Service-learning and community engagement has become a popular teaching strategy for many educators in the K-12 environment as well as in higher education. Faculty provide opportunities for students to connect the knowledge the students are gaining in the classroom with experience and applied knowledge in the community, with the aim of achieving enhanced learning on the part of the students. Although we know much about the learning process of students, we know less about the learning process of faculty who are adopting this teaching strategy as a new approach.
This project surveyed faculty who are at different stages in their community-based teaching practice to determine the major personal and social development that occurs as faculty engage with community partners and community issues.
This project has an initial publication:
Richard, F. D., Berkey, B., & Burk, H. M. (2022). Motivation and Orientation: Faculty Perspectives on Development and Persistence in Service Learning and Community Engagement. Journal of Community Engagement and Higher Education, 14(1), 12-23.
For further reading:

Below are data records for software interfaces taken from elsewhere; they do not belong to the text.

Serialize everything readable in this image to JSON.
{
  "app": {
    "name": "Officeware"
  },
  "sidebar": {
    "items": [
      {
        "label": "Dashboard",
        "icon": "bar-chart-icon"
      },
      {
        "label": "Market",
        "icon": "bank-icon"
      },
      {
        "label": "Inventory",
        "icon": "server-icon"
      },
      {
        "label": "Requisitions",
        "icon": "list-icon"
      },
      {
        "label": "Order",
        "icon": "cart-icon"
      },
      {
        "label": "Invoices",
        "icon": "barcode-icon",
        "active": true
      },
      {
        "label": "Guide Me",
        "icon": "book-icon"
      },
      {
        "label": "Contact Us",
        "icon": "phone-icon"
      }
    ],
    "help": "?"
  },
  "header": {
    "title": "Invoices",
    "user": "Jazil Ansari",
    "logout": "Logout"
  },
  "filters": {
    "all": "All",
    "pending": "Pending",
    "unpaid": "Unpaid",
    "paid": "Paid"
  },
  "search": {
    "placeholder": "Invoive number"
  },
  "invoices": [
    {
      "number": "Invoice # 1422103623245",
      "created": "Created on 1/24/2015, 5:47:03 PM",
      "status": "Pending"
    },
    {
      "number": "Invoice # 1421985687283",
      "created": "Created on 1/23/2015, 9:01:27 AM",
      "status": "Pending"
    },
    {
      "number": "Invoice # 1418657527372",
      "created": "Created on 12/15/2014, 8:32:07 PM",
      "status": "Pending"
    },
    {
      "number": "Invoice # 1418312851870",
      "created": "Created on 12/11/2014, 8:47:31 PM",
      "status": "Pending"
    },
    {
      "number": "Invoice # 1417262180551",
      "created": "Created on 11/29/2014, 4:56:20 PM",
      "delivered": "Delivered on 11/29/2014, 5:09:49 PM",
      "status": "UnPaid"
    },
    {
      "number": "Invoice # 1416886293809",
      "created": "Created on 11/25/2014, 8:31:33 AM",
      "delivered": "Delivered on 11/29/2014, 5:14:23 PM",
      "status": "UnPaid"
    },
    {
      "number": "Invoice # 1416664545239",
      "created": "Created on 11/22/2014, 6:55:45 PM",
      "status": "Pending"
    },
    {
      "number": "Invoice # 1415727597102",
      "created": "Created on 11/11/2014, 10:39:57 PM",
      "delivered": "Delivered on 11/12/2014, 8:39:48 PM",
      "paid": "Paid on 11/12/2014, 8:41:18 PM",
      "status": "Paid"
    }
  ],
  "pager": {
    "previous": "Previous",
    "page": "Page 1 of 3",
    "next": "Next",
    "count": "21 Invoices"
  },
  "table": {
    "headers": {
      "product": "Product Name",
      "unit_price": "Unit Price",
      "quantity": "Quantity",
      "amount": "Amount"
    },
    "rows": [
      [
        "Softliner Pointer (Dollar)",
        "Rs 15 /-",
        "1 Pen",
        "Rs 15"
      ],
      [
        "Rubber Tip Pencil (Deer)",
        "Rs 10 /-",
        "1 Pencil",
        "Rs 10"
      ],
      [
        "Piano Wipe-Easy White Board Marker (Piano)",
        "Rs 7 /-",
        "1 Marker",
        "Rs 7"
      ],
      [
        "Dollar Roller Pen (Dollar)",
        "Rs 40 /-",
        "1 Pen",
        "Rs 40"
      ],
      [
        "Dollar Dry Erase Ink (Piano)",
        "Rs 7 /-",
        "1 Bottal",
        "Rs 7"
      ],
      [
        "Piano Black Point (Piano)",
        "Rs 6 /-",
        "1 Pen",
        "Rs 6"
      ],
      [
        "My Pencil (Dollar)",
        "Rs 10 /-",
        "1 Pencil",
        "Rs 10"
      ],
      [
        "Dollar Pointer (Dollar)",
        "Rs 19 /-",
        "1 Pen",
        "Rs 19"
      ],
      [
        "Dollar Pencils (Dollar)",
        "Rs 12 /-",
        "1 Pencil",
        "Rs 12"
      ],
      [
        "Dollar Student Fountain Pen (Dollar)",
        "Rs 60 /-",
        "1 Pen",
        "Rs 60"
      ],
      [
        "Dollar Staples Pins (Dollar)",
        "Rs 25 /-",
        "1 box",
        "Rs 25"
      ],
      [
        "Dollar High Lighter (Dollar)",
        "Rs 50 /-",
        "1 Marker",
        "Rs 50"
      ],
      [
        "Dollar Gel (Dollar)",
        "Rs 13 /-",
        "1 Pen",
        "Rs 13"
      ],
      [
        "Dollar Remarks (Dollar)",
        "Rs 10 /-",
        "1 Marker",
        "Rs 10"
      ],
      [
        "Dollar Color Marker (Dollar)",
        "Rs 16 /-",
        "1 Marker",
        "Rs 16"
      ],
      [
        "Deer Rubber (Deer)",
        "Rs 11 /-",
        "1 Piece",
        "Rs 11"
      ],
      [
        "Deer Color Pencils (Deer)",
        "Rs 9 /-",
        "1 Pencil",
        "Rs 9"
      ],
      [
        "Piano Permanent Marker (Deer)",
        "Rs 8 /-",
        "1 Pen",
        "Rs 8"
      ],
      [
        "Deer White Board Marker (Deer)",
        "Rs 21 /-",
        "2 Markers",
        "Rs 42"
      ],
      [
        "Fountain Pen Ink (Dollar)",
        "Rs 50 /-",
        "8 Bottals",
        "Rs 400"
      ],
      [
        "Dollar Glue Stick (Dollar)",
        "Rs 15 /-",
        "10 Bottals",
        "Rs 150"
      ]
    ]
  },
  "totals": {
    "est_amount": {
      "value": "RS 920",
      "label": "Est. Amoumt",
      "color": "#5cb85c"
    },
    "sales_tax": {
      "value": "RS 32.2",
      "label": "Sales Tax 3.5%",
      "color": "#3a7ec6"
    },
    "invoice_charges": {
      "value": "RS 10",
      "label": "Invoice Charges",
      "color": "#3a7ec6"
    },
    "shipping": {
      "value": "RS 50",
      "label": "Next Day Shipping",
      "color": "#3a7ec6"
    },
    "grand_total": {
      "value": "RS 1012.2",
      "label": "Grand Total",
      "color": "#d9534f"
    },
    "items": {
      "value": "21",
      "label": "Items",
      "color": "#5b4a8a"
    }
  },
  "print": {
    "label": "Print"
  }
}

Antonio, A. L., Astin, H. S., & Cress, C. M. (2000). Community service in higher education: A look at the nation’s faculty. The Review of Higher Education, 23(4), 373-397.
Banerjee, M., & Hausafus, C. O. (2007). Faculty Use of Service-Learning: Perceptions, Motivations, and Impediments for the Human Sciences. Michigan Journal of Community Service Learning, 14(1), 32-45.

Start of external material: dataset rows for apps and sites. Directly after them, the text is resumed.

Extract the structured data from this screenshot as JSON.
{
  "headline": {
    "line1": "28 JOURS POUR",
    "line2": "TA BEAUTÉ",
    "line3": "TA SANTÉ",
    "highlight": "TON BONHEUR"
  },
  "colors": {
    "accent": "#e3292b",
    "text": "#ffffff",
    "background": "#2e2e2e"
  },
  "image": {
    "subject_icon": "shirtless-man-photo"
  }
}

Bringle, R. G., & Hatcher, J. A. (1995). A service-learning curriculum for faculty. . Michigan Journal of Community Service Learning, 2(2), 112-122.
Eyler, J., Giles Jr, D. E., Stenson, C. M., & Gray, C. J. (2001). At a glance: What we know about the effects of service-learning on college students, faculty, institutions and communities.
O’Meara, K. (2008). Motivation for faculty community engagement: Learning from exemplars. Journal of Higher Education Outreach and Engagement, 12(1), 7-30.